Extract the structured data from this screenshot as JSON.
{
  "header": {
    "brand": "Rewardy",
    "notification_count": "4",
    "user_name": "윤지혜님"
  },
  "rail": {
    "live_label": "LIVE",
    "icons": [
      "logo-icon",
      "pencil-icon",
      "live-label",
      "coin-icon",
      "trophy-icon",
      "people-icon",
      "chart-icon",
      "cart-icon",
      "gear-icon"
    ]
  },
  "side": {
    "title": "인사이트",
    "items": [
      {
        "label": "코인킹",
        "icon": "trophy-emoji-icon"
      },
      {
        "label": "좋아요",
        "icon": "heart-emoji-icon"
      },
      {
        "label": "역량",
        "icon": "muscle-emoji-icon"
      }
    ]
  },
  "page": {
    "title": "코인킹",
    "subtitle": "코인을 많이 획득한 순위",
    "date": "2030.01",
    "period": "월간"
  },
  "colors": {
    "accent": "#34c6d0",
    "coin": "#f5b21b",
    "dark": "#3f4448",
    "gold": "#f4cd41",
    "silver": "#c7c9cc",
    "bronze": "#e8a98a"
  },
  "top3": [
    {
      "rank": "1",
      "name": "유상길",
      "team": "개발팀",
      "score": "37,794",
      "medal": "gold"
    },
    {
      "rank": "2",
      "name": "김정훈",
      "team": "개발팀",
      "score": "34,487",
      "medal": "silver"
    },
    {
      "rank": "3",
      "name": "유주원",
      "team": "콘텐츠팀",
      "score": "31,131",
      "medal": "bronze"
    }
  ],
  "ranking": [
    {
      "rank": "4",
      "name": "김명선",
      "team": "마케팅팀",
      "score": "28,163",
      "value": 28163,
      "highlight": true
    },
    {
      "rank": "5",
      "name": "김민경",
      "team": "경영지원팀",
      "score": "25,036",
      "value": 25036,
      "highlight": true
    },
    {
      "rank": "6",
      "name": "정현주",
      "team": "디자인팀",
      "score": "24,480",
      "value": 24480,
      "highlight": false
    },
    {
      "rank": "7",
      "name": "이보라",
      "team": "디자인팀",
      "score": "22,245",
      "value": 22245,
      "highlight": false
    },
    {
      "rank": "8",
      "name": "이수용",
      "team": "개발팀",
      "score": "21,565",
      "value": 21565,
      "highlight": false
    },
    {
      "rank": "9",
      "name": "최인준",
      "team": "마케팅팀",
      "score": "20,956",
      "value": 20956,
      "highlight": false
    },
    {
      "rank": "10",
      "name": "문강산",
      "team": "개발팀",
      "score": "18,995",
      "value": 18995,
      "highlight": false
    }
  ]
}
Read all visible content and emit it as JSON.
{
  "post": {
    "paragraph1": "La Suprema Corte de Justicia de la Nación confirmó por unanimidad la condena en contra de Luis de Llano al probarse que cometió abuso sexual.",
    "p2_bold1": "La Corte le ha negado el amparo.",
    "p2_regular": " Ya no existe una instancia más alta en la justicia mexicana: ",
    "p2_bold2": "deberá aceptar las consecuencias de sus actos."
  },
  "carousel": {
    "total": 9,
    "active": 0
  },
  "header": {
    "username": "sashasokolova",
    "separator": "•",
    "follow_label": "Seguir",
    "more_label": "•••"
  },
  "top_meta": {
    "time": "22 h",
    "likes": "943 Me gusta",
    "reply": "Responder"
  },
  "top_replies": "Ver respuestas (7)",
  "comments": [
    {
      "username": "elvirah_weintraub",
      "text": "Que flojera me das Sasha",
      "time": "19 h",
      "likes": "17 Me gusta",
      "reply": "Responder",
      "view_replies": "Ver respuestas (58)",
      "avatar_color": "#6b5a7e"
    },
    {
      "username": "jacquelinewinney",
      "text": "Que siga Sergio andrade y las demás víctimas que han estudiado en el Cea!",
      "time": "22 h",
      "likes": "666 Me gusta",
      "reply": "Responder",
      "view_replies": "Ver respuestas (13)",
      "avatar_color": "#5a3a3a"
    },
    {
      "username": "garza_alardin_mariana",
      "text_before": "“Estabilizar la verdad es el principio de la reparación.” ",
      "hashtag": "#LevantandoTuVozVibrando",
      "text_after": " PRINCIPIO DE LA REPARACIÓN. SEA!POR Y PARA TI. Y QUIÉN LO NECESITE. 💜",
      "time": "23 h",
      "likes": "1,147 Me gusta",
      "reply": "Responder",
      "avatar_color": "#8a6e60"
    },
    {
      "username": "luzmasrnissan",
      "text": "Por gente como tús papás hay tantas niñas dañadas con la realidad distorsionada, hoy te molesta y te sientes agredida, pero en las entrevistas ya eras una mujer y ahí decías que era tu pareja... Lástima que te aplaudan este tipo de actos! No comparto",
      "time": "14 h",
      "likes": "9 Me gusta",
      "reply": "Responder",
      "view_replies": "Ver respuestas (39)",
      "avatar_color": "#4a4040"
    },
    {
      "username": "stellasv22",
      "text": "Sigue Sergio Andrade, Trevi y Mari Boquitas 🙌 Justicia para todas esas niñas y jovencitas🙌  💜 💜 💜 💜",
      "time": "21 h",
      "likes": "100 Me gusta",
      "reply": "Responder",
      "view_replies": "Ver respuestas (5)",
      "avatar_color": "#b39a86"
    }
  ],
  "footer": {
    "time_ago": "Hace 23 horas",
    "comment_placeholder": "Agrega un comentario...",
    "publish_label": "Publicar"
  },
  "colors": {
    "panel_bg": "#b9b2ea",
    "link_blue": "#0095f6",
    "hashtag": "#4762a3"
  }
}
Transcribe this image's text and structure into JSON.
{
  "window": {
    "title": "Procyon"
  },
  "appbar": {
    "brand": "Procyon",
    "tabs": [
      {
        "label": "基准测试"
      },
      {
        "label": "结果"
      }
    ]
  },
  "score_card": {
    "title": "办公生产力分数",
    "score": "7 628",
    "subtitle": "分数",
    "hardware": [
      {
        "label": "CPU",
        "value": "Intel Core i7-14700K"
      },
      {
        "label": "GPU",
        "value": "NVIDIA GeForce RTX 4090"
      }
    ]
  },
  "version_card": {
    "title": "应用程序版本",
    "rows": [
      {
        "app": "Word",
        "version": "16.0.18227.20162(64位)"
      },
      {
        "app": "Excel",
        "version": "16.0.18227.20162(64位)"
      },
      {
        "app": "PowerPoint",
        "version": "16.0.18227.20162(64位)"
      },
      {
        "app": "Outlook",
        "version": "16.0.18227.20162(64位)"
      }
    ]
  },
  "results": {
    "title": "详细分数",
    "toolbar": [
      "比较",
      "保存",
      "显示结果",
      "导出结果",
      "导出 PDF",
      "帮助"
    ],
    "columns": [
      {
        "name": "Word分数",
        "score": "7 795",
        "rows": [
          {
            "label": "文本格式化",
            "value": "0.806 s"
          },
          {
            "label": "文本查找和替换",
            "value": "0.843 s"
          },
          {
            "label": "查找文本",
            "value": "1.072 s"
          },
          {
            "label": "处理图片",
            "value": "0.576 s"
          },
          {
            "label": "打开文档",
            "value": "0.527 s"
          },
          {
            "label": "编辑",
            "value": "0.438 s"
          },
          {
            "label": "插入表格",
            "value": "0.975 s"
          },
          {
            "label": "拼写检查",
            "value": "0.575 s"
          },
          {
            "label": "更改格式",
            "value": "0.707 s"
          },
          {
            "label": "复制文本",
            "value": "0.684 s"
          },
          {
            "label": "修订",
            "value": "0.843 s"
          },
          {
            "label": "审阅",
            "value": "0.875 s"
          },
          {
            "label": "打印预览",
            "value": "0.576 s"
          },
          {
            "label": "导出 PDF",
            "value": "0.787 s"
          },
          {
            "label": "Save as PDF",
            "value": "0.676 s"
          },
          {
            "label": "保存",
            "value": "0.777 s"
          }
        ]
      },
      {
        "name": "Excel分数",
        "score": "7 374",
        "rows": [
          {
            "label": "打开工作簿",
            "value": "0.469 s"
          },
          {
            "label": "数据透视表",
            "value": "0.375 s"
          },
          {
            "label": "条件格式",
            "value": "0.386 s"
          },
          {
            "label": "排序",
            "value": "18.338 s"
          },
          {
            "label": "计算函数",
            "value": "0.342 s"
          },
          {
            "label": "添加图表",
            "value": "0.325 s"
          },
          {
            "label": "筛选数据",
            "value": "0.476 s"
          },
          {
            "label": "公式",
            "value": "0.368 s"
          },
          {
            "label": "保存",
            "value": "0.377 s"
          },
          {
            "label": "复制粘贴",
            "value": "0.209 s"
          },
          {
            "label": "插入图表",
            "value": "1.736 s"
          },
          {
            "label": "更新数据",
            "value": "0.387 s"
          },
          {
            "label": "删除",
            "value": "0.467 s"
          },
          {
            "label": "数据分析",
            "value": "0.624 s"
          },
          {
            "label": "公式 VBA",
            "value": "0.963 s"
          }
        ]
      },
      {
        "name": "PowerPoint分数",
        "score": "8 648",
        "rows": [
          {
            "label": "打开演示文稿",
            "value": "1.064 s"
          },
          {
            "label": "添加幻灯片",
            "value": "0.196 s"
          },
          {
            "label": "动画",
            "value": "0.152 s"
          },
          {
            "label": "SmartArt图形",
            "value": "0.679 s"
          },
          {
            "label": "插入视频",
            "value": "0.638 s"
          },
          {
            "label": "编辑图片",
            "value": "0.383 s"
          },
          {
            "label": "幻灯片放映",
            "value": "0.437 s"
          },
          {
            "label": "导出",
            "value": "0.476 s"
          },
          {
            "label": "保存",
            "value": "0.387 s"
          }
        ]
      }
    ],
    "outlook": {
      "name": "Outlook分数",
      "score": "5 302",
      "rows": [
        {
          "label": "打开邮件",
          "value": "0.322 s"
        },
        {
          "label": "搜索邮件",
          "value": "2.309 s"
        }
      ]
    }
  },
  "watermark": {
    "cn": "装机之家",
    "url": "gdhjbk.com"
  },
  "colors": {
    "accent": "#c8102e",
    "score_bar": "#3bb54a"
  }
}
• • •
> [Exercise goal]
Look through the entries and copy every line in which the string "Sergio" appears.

> [Worked solution]
      "text": "Que siga Sergio andrade y las demás víctimas que han estudiado en el Cea!",
      "text": "Sigue Sergio Andrade, Trevi y Mari Boquitas 🙌 Justicia para todas esas niñas y jovencitas🙌  💜 💜 💜 💜",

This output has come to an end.